I find that I love America and I love being American. Because as much as we may complain about the actions of our government, or call our leaders buffoons and hypocrites, we CAN say those things, and we can be (perhaps it makes us into) proud Americans. It bothers me when people come here and complain. I understand that this country is not like wherever you came from, but isn’t that why you came? And if you are so unhappy why do you stay? Talk about hypocrisy.
But I also despise “Americans” who see themselves as superior to more recent immigrants. There are no Americans save the Natives; all other people are older immigrants, or more recent immigrants. Please. Respect. (It’s a tall order I know, but one can hope.)

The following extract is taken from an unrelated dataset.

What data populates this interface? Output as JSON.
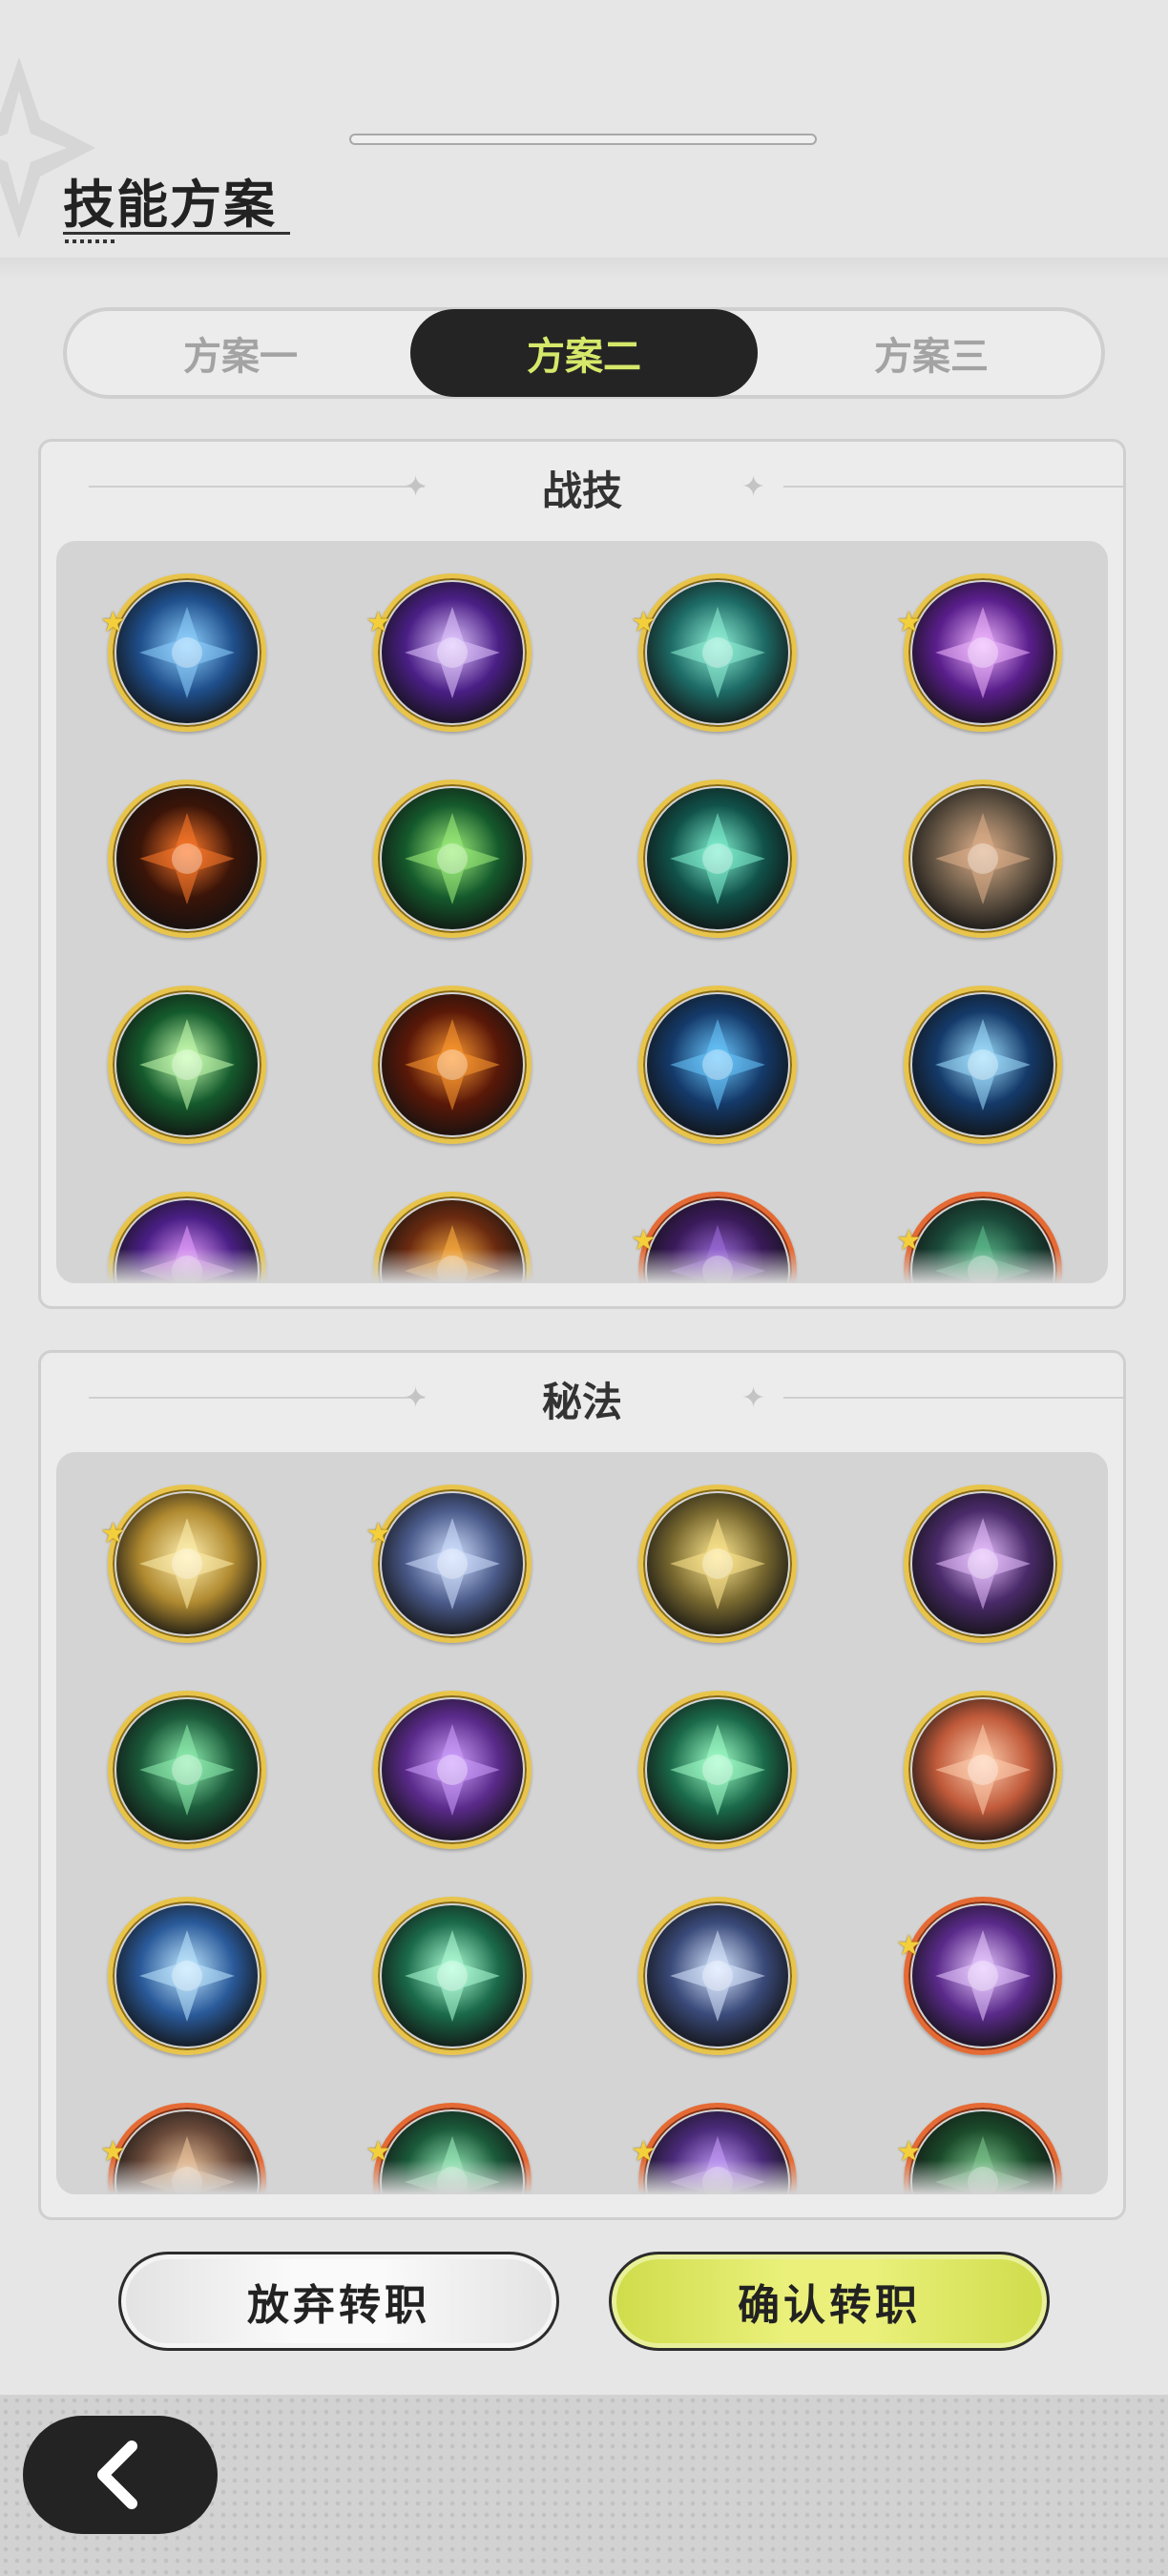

Anyway, after the museum visit, we walked back to the car and drove to Plymouth Plantation. It looked from the outside like a Great Adventure, but the Cost ($35 per person for the entire visit) was too much for the two of us, so we left and drove instead to White Horse Beach. After exploring a little longer, we returned to Plymouth town and after checking our options decided to eat at Percy’s Place. I didn’t realize at the time that Percy’s Place is a chain of restaurants. When we were standing at the door reading the menu, a couple was stepping out and said, “Oooh the best breakfast! You should eat here.” We took their advise and were seated by a sunny window overlooking the main street. Our waitress was fun and helpful. We ordered our food (Steak and Eggs for Malli, Cheeseburger for me,) and while we waited played with the games on the table. Trivia, Silly jokes, and an interesting IQ test that looked a bit like Chinese checkers. (We both loved that innovative idea of having entertainment handy while waiting for your food. Time flies when you’re having a good time. 🙂 )
I drove back while Malli napped in the passenger seat. It was quiet save Elvis crooning on the radio, and I was alone with my thoughts. Malli was snoring beside me. I reflected on our conversation with Ravi in the morning, about how lovely it will be to share these experiences with her (and Jani too in a few years.) I reflected on Plymouth and what the early settlers went through for their freedom, only to limit the freedom of those that came after. I reflected on my life and how blessed I am to be able to have these excursions, broaden my mind, and improve my knowledge.
Another weekend comes, and another adventure awaits.
Travel is my life blood.